→ **Assignment**: For the word "this", find each line in the entries where it occurs and copy that line.

Items from an interface collection:
##########
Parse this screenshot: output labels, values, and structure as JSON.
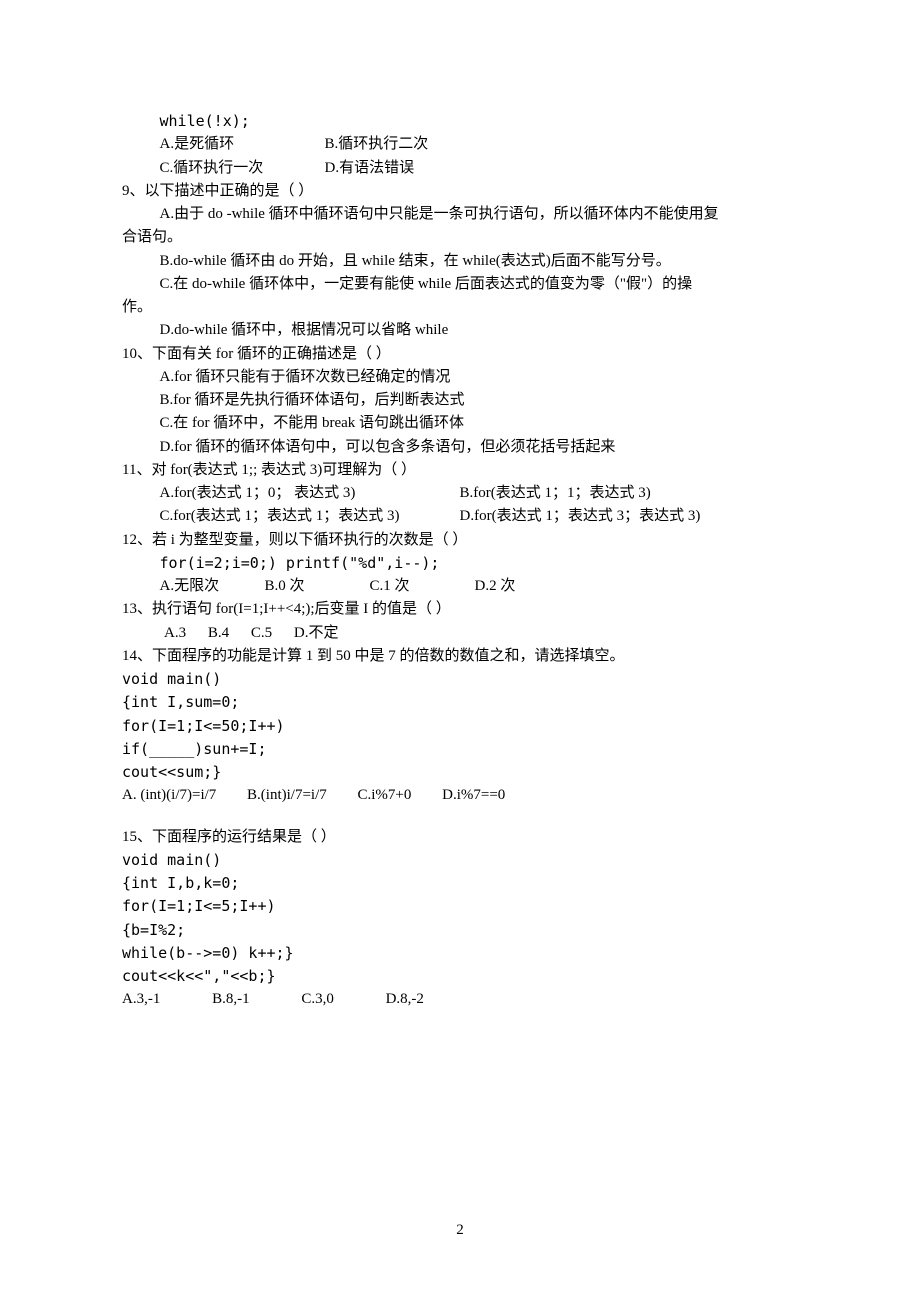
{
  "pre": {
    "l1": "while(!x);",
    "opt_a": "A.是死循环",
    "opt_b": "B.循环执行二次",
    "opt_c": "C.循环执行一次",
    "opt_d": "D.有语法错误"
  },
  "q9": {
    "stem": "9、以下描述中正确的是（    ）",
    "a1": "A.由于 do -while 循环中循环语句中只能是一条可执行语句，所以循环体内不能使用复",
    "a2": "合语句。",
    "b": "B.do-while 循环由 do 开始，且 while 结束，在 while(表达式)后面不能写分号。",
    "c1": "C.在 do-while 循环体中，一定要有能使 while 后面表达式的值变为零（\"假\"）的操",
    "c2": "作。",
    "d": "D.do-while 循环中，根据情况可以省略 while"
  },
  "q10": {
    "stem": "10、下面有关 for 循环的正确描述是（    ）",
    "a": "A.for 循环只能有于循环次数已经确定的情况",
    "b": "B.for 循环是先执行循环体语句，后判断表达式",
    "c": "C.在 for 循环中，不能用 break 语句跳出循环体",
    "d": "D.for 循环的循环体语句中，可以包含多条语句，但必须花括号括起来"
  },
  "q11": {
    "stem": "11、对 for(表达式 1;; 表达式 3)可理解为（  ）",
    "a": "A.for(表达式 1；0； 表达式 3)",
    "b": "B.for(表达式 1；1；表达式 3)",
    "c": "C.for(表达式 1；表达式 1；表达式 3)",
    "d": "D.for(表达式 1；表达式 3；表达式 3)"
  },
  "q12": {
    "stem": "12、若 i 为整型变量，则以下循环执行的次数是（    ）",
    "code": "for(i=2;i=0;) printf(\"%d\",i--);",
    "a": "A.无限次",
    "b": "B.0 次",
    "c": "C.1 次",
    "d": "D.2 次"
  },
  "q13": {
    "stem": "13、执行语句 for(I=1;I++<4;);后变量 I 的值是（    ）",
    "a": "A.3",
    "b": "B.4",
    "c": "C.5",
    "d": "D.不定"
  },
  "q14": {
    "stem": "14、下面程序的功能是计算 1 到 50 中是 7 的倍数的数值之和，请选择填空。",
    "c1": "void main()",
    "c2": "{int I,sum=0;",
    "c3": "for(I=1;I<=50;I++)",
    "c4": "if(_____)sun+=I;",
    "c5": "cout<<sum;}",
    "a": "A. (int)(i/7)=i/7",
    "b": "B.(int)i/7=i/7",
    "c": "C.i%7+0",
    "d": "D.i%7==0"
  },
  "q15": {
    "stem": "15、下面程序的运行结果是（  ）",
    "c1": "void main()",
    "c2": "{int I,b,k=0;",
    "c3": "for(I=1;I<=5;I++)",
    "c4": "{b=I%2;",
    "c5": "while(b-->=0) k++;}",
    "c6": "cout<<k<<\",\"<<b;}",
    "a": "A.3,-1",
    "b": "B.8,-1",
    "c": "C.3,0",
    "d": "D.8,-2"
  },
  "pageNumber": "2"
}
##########
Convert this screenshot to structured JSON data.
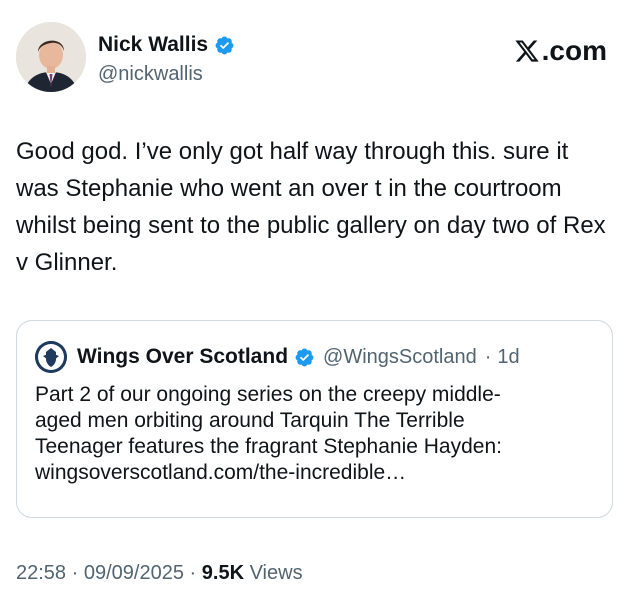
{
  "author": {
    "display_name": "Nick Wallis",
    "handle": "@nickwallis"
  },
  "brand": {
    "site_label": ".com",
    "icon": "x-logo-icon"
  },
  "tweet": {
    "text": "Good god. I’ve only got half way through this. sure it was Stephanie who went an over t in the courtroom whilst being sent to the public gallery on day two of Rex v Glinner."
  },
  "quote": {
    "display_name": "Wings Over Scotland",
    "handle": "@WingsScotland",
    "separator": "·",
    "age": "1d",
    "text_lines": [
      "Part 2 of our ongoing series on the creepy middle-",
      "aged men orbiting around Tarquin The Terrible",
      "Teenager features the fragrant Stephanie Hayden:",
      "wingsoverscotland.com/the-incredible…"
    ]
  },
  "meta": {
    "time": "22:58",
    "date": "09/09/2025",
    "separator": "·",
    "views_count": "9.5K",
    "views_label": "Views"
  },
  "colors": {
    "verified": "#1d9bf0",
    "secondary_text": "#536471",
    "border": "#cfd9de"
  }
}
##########
→ **Solution**:
Parse this screenshot: output labels, values, and structure as JSON.
Convert this screenshot to structured JSON data.
    "text": "Good god. I’ve only got half way through this. sure it was Stephanie who went an over t in the courtroom whilst being sent to the public gallery on day two of Rex v Glinner."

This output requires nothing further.